** GIVEN RECORDS **
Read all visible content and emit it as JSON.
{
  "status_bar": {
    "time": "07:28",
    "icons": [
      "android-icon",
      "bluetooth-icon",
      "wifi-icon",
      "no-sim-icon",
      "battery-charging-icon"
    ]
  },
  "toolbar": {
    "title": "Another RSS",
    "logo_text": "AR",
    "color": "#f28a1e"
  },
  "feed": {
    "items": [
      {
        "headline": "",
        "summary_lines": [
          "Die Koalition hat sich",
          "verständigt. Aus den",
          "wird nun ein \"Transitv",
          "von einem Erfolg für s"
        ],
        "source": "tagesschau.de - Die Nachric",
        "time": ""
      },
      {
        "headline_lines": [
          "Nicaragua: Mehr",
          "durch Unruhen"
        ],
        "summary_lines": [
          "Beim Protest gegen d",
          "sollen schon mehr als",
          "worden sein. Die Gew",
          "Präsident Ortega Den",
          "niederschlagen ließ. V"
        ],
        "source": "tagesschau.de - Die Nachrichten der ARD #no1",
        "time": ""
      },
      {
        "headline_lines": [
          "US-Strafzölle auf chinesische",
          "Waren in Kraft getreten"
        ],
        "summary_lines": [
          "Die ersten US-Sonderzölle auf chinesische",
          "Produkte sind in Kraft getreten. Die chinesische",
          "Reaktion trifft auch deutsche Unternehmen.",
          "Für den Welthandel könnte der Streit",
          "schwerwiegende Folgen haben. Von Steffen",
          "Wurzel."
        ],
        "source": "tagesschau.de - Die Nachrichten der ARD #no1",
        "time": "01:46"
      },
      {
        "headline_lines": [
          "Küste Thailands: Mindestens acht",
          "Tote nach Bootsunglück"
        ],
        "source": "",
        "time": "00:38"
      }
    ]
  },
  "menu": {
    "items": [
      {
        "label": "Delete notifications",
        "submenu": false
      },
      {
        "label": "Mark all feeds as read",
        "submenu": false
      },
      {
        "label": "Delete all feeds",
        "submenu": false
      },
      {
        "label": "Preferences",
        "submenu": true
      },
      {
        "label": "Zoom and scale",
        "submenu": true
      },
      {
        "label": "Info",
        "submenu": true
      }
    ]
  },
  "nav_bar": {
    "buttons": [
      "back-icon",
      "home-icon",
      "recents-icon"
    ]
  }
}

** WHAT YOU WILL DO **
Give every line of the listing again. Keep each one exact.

** ANSWER AREA **
Read all visible content and emit it as JSON.
{
  "status_bar": {
    "time": "07:28",
    "icons": [
      "android-icon",
      "bluetooth-icon",
      "wifi-icon",
      "no-sim-icon",
      "battery-charging-icon"
    ]
  },
  "toolbar": {
    "title": "Another RSS",
    "logo_text": "AR",
    "color": "#f28a1e"
  },
  "feed": {
    "items": [
      {
        "headline": "",
        "summary_lines": [
          "Die Koalition hat sich",
          "verständigt. Aus den",
          "wird nun ein \"Transitv",
          "von einem Erfolg für s"
        ],
        "source": "tagesschau.de - Die Nachric",
        "time": ""
      },
      {
        "headline_lines": [
          "Nicaragua: Mehr",
          "durch Unruhen"
        ],
        "summary_lines": [
          "Beim Protest gegen d",
          "sollen schon mehr als",
          "worden sein. Die Gew",
          "Präsident Ortega Den",
          "niederschlagen ließ. V"
        ],
        "source": "tagesschau.de - Die Nachrichten der ARD #no1",
        "time": ""
      },
      {
        "headline_lines": [
          "US-Strafzölle auf chinesische",
          "Waren in Kraft getreten"
        ],
        "summary_lines": [
          "Die ersten US-Sonderzölle auf chinesische",
          "Produkte sind in Kraft getreten. Die chinesische",
          "Reaktion trifft auch deutsche Unternehmen.",
          "Für den Welthandel könnte der Streit",
          "schwerwiegende Folgen haben. Von Steffen",
          "Wurzel."
        ],
        "source": "tagesschau.de - Die Nachrichten der ARD #no1",
        "time": "01:46"
      },
      {
        "headline_lines": [
          "Küste Thailands: Mindestens acht",
          "Tote nach Bootsunglück"
        ],
        "source": "",
        "time": "00:38"
      }
    ]
  },
  "menu": {
    "items": [
      {
        "label": "Delete notifications",
        "submenu": false
      },
      {
        "label": "Mark all feeds as read",
        "submenu": false
      },
      {
        "label": "Delete all feeds",
        "submenu": false
      },
      {
        "label": "Preferences",
        "submenu": true
      },
      {
        "label": "Zoom and scale",
        "submenu": true
      },
      {
        "label": "Info",
        "submenu": true
      }
    ]
  },
  "nav_bar": {
    "buttons": [
      "back-icon",
      "home-icon",
      "recents-icon"
    ]
  }
}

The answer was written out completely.